It is a hope that the dreams we wished to see fulfilled when we were little would come to fruition; that world peace and good will would "triumph all." But as I turn on the TV or power on my laptop it seems that our generation is slowly drifting away from this idea of unity.

We've become so used to warring and conflicting nations, people and parties, that I've come to find my imagination -- my inner child -- a little let down. I've come to feel that this notion that "peace" is a long-told generational lie, a myth. It's for the dreamers and the innocent, for our inner child that still has so much hope in the world's unity and have yet to face reality.

The shooting in Newton, Connecticut is horrifying. It's sickening. It's perplexing, shocking and repulsive. I honestly don't know how to react and even those words don't seem to suffice.

It's sad really, because although this act was so unbelievably horrific, it only took one day for all of the teenagers on my timeline on Twitter to forget and move on. Not because they're cruel and heartless people, but because it almost seems as though they've become desensitized to violence. In a sense, they can't realize its reality because it's not occurring where they are, or perhaps this is just another sad story that has taken place in the sad world around them.

For every child killed at Sandy Hook Elementary School, you can't help but think aloud and stare at their innocence as their pictures are released. They are the ones who still have hope, who only see the good in the world. A world where the anticipation for Christmas and the holidays were in their minds, because what could be better than Christmas?

They are our generation of dreamers, and yet they were the ones who had to face the most harrowing reality possible. For every child that left us on Friday, I can't help but cry for humanity, because it wasn't simply their innocent lives that were lost, but also a little part of all of us -- our kindergarten selves.

The same images can be mirrored around the world.

In central China, 22 children and an elderly woman were stabbed at a primary school the same day as the Connecticut shootings.

And being a Sudanese-American, the crisis between North and South Sudan is an issue I take serious interest in, even as the conflict between the two countries fails to gain media attention.

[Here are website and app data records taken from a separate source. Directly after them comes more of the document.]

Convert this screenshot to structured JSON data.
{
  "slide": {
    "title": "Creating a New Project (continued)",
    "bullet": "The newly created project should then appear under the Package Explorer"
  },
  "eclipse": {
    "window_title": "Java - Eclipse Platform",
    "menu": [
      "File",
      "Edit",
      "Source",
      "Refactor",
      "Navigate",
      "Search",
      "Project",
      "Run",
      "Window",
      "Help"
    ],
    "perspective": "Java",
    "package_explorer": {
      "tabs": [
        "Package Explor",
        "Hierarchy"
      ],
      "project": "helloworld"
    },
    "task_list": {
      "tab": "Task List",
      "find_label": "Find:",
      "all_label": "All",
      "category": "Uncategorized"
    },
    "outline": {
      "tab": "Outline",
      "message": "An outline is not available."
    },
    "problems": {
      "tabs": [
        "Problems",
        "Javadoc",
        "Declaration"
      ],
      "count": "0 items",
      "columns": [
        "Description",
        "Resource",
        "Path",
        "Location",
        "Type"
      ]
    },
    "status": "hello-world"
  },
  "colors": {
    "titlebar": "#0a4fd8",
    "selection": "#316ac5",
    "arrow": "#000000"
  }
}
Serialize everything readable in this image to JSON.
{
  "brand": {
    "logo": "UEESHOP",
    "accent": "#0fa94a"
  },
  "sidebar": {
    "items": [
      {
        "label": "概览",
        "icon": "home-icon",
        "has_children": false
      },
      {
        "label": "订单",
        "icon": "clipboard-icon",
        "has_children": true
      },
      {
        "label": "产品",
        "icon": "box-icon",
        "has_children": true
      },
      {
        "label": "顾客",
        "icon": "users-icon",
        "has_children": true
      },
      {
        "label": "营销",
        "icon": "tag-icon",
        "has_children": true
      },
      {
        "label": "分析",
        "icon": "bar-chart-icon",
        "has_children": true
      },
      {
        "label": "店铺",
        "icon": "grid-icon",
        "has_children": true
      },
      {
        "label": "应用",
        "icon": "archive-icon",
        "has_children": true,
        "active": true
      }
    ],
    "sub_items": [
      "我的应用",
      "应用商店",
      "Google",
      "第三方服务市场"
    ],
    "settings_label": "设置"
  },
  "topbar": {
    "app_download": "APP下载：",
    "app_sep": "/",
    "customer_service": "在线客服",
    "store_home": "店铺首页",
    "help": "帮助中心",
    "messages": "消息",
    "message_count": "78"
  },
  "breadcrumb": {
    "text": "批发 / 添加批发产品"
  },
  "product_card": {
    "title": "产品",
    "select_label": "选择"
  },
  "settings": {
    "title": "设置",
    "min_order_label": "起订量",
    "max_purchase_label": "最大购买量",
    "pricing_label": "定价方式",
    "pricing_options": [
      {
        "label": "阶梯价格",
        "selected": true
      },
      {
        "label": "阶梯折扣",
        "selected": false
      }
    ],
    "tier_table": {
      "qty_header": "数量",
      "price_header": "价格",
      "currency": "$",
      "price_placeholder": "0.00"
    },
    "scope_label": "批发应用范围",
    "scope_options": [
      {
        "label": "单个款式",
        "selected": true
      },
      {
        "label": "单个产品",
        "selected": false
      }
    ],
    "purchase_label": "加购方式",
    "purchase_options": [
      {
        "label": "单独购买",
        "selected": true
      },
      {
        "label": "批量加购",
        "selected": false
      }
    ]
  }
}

Even the heavy partisan divide in Congress today reflects this struggle for conflicting parties to make peace.

But I guess all of this combat is needed, in a sense.In order to truly utilize the value of every agreement and every treaty, and to appreciate the value of "the happy ending," the princess must overcome contention and struggle. That is, after all, how the lesson is learned. For every child killed, and every innocent person that struggles, "hope" becomes motivation for change.

And in reality, every dreamer needs a reason to have a dream.

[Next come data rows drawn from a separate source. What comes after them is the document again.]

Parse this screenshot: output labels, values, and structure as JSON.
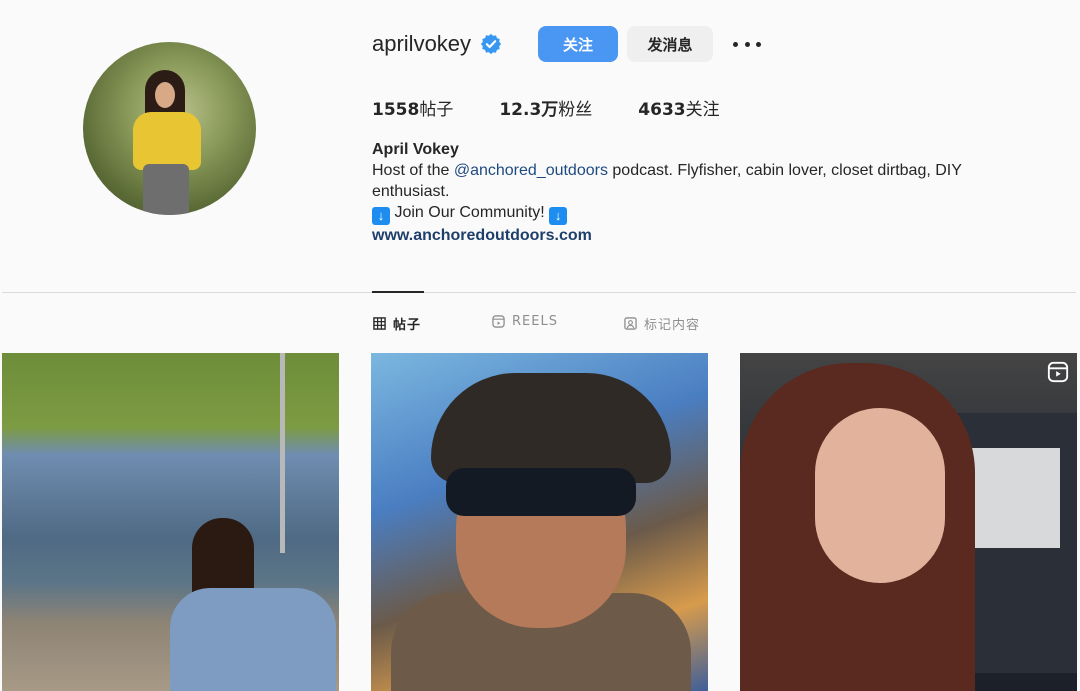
{
  "profile": {
    "username": "aprilvokey",
    "follow_label": "关注",
    "message_label": "发消息",
    "stats": [
      {
        "count": "1558",
        "label": "帖子"
      },
      {
        "count": "12.3万",
        "label": "粉丝"
      },
      {
        "count": "4633",
        "label": "关注"
      }
    ],
    "full_name": "April Vokey",
    "bio_prefix": "Host of the ",
    "bio_mention": "@anchored_outdoors",
    "bio_suffix": " podcast. Flyfisher, cabin lover, closet dirtbag, DIY enthusiast.",
    "community_text": " Join Our Community! ",
    "website": "www.anchoredoutdoors.com"
  },
  "tabs": [
    {
      "label": "帖子",
      "icon": "grid-icon"
    },
    {
      "label": "REELS",
      "icon": "reels-icon"
    },
    {
      "label": "标记内容",
      "icon": "tagged-icon"
    }
  ],
  "colors": {
    "accent": "#4a96f3",
    "link": "#1f3f6b",
    "text": "#262626",
    "muted": "#8e8e8e"
  }
}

Perhaps we should take it from the most peaceful man himself. When asked about his quest for good, Mahatma Gandhi answered, "When I despair, I remember that all through history, the ways of truth and love have always won. There have been tyrants, and murderers, and for a time they can seem invincible, but in the end they always fall. Think of it -- always."

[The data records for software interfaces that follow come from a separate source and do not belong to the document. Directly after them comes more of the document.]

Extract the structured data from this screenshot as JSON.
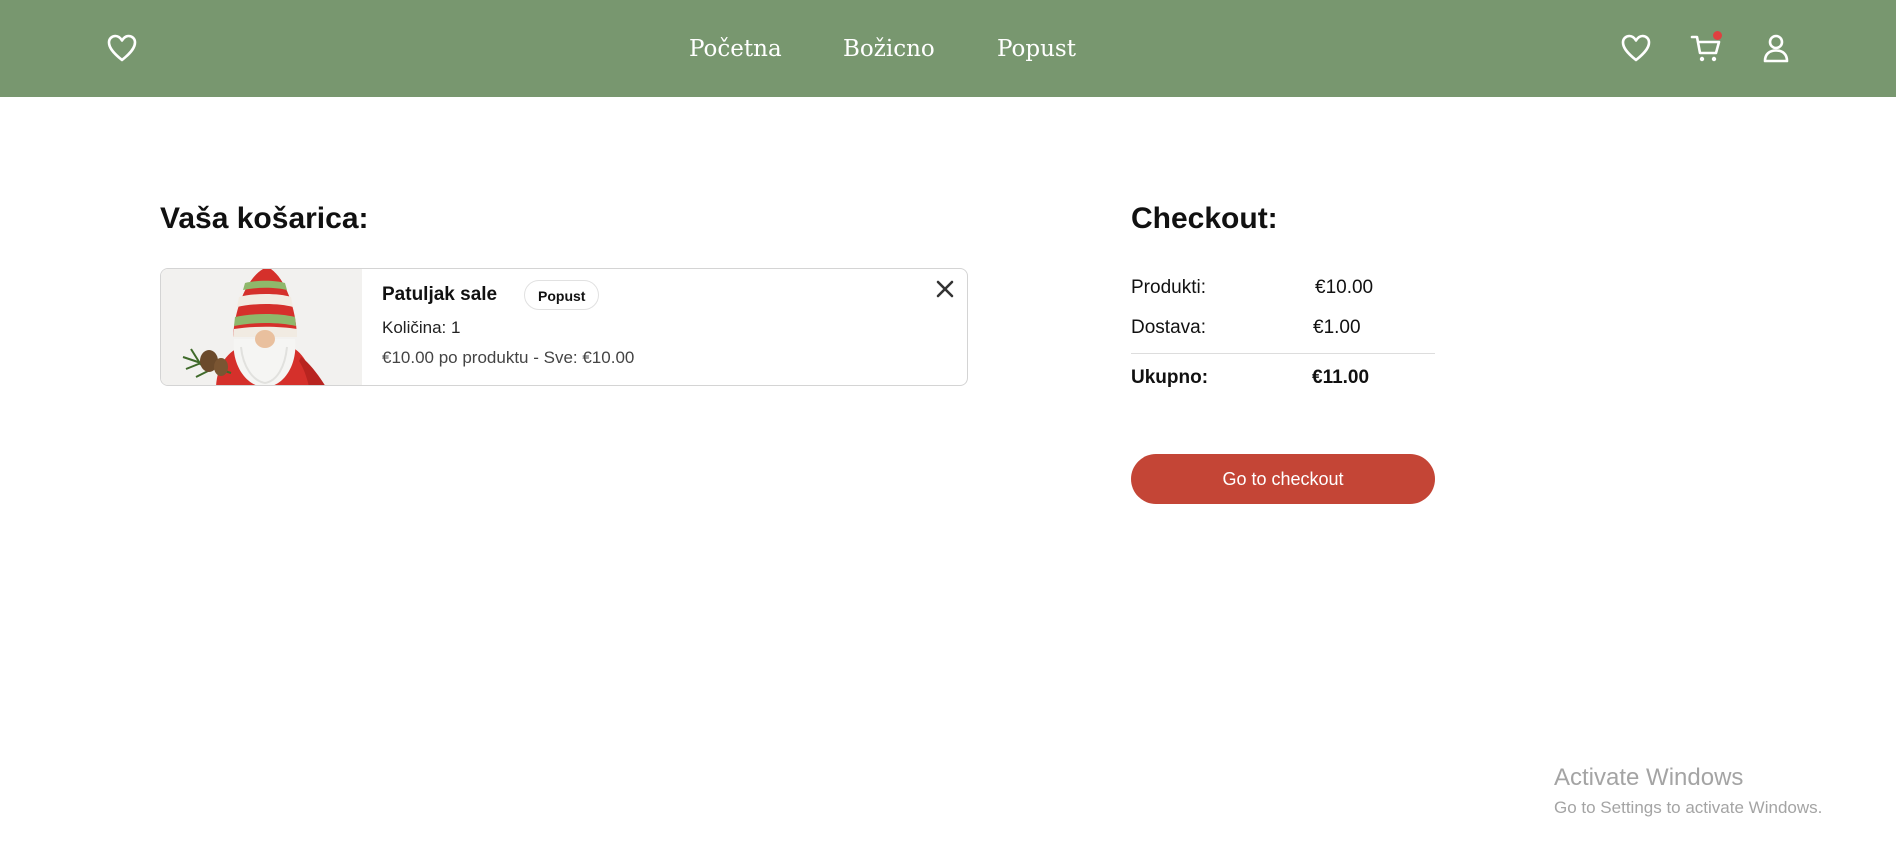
{
  "colors": {
    "header_bg": "#78976f",
    "accent": "#c44536",
    "notification_dot": "#e04040"
  },
  "nav": {
    "logo_icon": "heart-outline-icon",
    "links": [
      "Početna",
      "Božicno",
      "Popust"
    ],
    "icons": [
      "heart-outline-icon",
      "shopping-cart-icon",
      "user-icon"
    ]
  },
  "cart": {
    "title": "Vaša košarica:",
    "items": [
      {
        "name": "Patuljak sale",
        "badge": "Popust",
        "quantity_text": "Količina: 1",
        "price_text": "€10.00 po produktu - Sve: €10.00",
        "image": "christmas-gnome-image"
      }
    ]
  },
  "checkout": {
    "title": "Checkout:",
    "rows": [
      {
        "label": "Produkti:",
        "value": "€10.00"
      },
      {
        "label": "Dostava:",
        "value": "€1.00"
      }
    ],
    "total": {
      "label": "Ukupno:",
      "value": "€11.00"
    },
    "button_label": "Go to checkout"
  },
  "os_overlay": {
    "title": "Activate Windows",
    "subtitle": "Go to Settings to activate Windows."
  }
}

And in a sense, we owe it to all of the lives lost -- especially every child's life lost -- to make their dreams and innocent beliefs in peace, or at least happiness, true. Because for every dreamer we lose, we have one more reason to fight for good.